A particularly inspiring element of the march is its organic nature, which, in contrast to events such as the pride parades, has no corporate sponsorship or endorsement. Attendees range from the politically radical and more personally invested nationalist groups such as the Nationalist Radical Camp (ONR), Grzegorz Braun’s monarchists party, The Crown (Korona) and Bosak’s Ruch Narodowy (National Movement) to patriotic families with toddlers in tow. There are naturally disagreements in stances but respect for the day tends to ensure differences are put aside. The shared sense of a common ideology forges a spirit of togetherness in the vast throng.
Leftist media attempt, as always, to demonise attendees, putting whatever negative spin they can on the event but it has been non-violent for a long time. Even when things got spicy in the early years, it was almost solely due to agent provocateurs and deliberate police heavy-handedness.
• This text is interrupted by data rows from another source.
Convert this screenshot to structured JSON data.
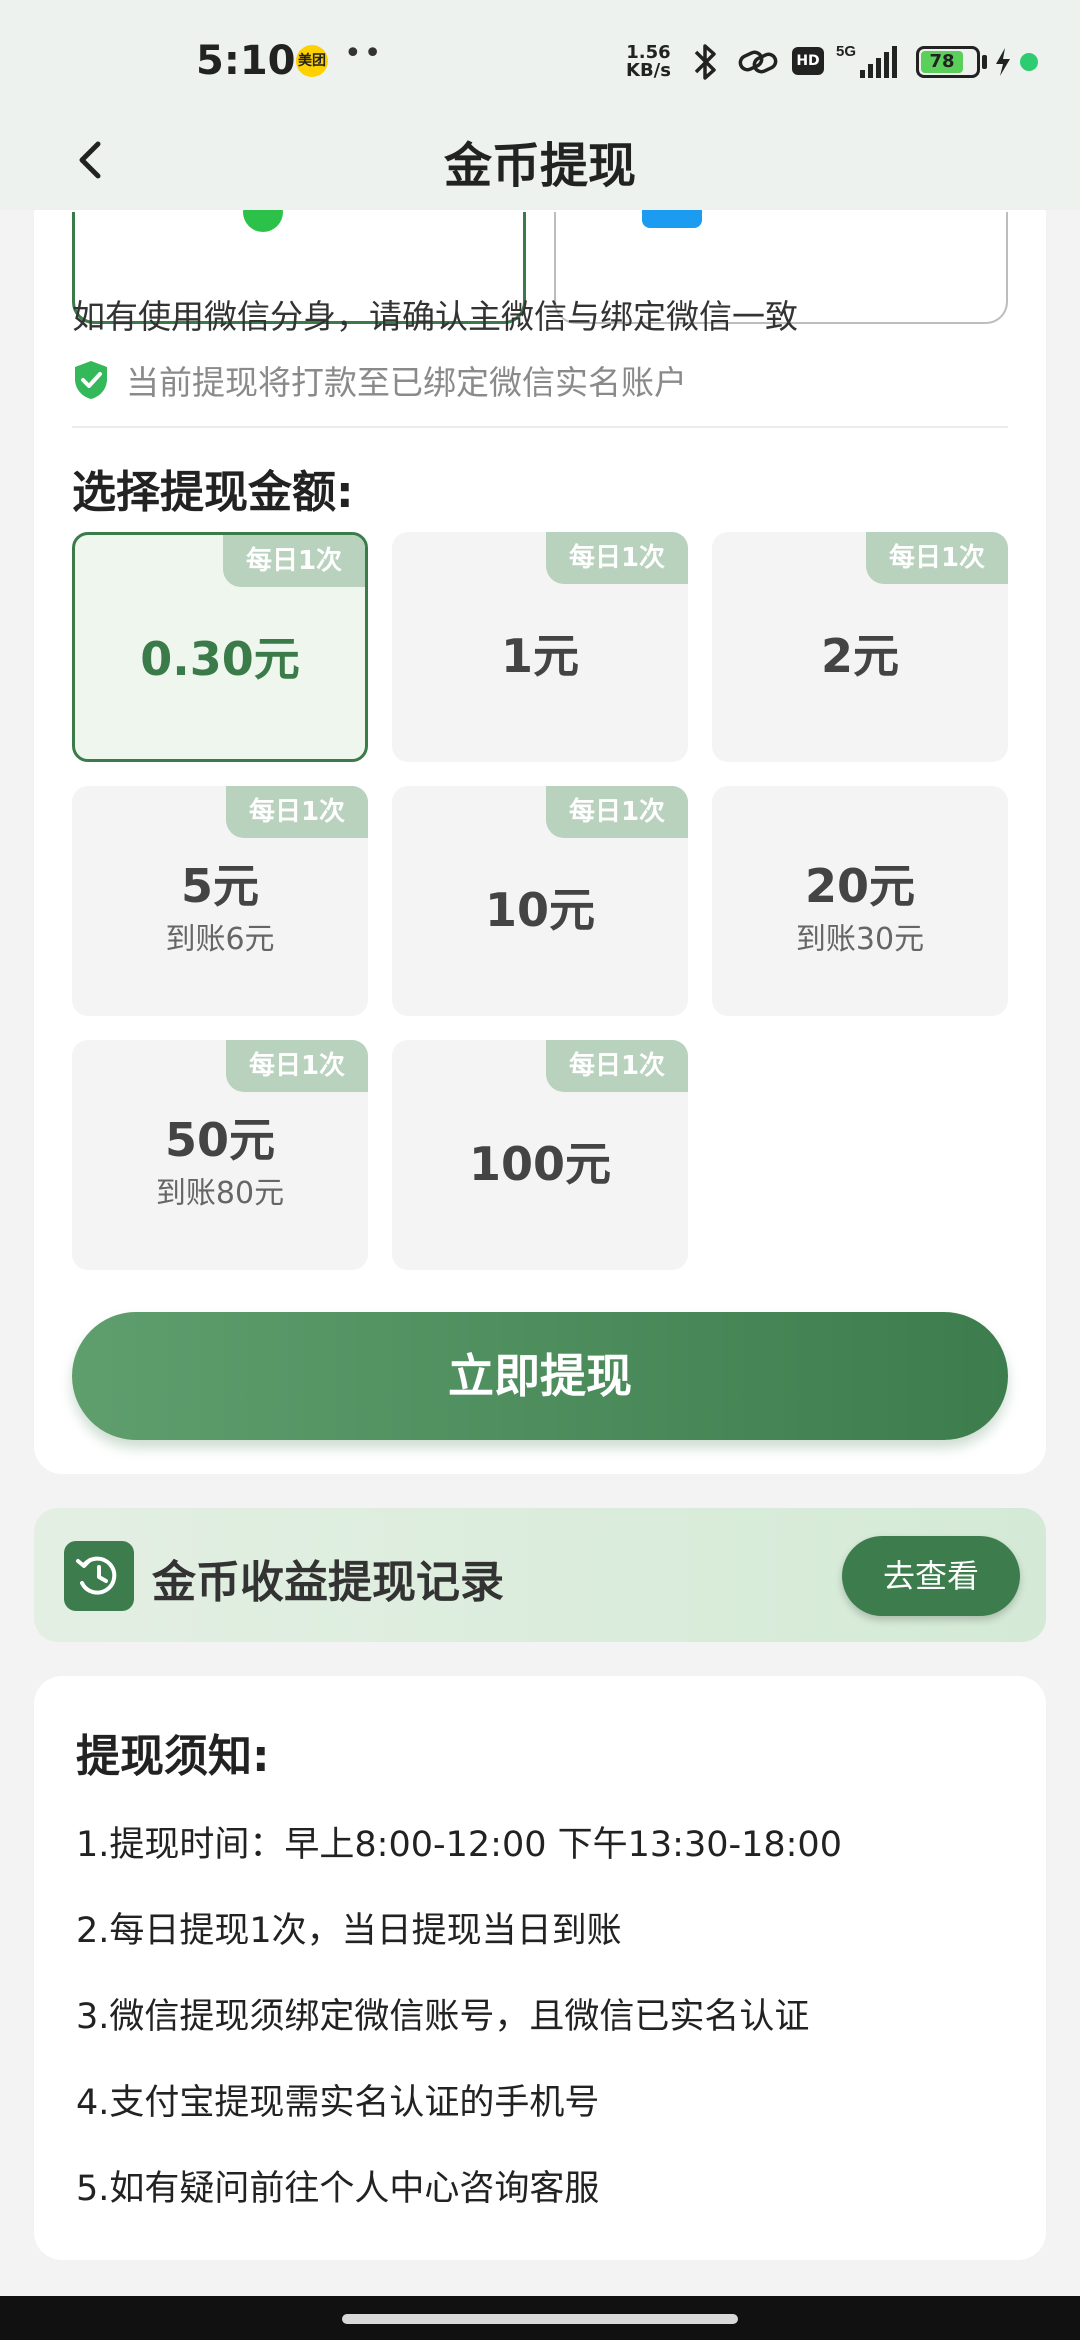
{
  "status_bar": {
    "time": "5:10",
    "app_badge": "美团",
    "dots": "••",
    "net_speed_value": "1.56",
    "net_speed_unit": "KB/s",
    "hd": "HD",
    "network": "5G",
    "battery_level": "78",
    "icons": [
      "bluetooth-icon",
      "link-icon",
      "signal-icon",
      "charging-icon"
    ]
  },
  "nav": {
    "title": "金币提现",
    "back_icon": "chevron-left-icon"
  },
  "payment": {
    "options": [
      "wechat",
      "alipay"
    ],
    "selected": "wechat"
  },
  "hint": "如有使用微信分身，请确认主微信与绑定微信一致",
  "secure_notice": "当前提现将打款至已绑定微信实名账户",
  "amount_section": {
    "title": "选择提现金额:",
    "tiles": [
      {
        "badge": "每日1次",
        "amount": "0.30元",
        "sub": "",
        "selected": true
      },
      {
        "badge": "每日1次",
        "amount": "1元",
        "sub": "",
        "selected": false
      },
      {
        "badge": "每日1次",
        "amount": "2元",
        "sub": "",
        "selected": false
      },
      {
        "badge": "每日1次",
        "amount": "5元",
        "sub": "到账6元",
        "selected": false
      },
      {
        "badge": "每日1次",
        "amount": "10元",
        "sub": "",
        "selected": false
      },
      {
        "badge": "",
        "amount": "20元",
        "sub": "到账30元",
        "selected": false
      },
      {
        "badge": "每日1次",
        "amount": "50元",
        "sub": "到账80元",
        "selected": false
      },
      {
        "badge": "每日1次",
        "amount": "100元",
        "sub": "",
        "selected": false
      }
    ]
  },
  "withdraw_button": "立即提现",
  "records": {
    "title": "金币收益提现记录",
    "button": "去查看"
  },
  "notice": {
    "title": "提现须知:",
    "items": [
      "1.提现时间：早上8:00-12:00 下午13:30-18:00",
      "2.每日提现1次，当日提现当日到账",
      "3.微信提现须绑定微信账号，且微信已实名认证",
      "4.支付宝提现需实名认证的手机号",
      "5.如有疑问前往个人中心咨询客服"
    ]
  },
  "colors": {
    "brand_green": "#3d7d4d",
    "badge_green": "#b8d2bd",
    "header_bg": "#eef2ee"
  }
}
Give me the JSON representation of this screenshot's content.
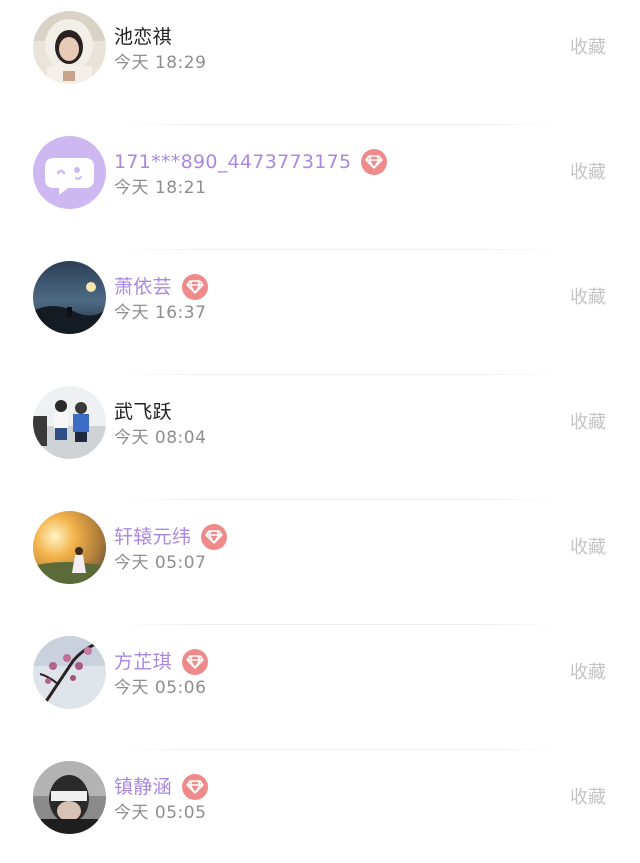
{
  "favorite_label": "收藏",
  "colors": {
    "vip_name": "#a989e0",
    "normal_name": "#222222",
    "time": "#8e8e8e",
    "favorite": "#c4c4c4",
    "vip_badge": "#ef8a8a"
  },
  "contacts": [
    {
      "name": "池恋祺",
      "time": "今天 18:29",
      "vip": false,
      "avatar": "photo-woman-hood"
    },
    {
      "name": "171***890_4473773175",
      "time": "今天 18:21",
      "vip": true,
      "avatar": "default-chat-bubble"
    },
    {
      "name": "萧依芸",
      "time": "今天 16:37",
      "vip": true,
      "avatar": "photo-night-sky"
    },
    {
      "name": "武飞跃",
      "time": "今天 08:04",
      "vip": false,
      "avatar": "photo-two-kids"
    },
    {
      "name": "轩辕元纬",
      "time": "今天 05:07",
      "vip": true,
      "avatar": "photo-sunset-girl"
    },
    {
      "name": "方芷琪",
      "time": "今天 05:06",
      "vip": true,
      "avatar": "photo-blossom-branch"
    },
    {
      "name": "镇静涵",
      "time": "今天 05:05",
      "vip": true,
      "avatar": "photo-masked-face"
    }
  ]
}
The biggest selling left-wing newspaper, Gazeta Wyborcza, in a desperate effort to spark friction, blacked up a white journalist in 2016 in the hope he might agitate crowds into rage. Two years ago on the march route, an EU and rainbow flag were hung from a balcony and a cameraman positioned three balconies along. Thankfully there were no such attempted actions this year, as far as I am aware. Another leftist media trick is to deflate the estimated number of attendees, in an effort to downplay the influence of patriots and nationalists as a group. Warsaw mayor and darling of the Polish left Rafał Trzaskowski, who held a private meeting a few days prior to the march with George Soros’ son, stated that there were 40,000 people in attendance. The drone footage alone dispels that claim.
It will be interesting to see what lies ahead for the march with the new centre-left government taking the reins. The outgoing centre-right Law and Justice had good reason to placate the supporters of the march. Donald Tusk and his new government will have very few voters amongst the march-goers, and thus have no reason to appease them.
This Year’s Theme
Each year’s march has a chosen theme. 2023’s “Jeszcze Polska nie zginęła” (Poland is not lost yet) is also the title of the country’s national anthem. As a Westerner and keen observer of the nation’s fortunes, the theme struck me as particularly pertinent. Western Europe is considerably deeper in the mire, both in terms of demographics and broader attitudes towards the preservation of an ethnically homogeneous nation.
The march has come to symbolise something which nationalists beyond Poland can aspire to bring about in their own countries. Poland’s history has embedded a desire in its people to preserve their nation and culture, and as such is a source of inspiration. Indeed, the Polish Independence Day March gives the West the belief that all is not lost yet.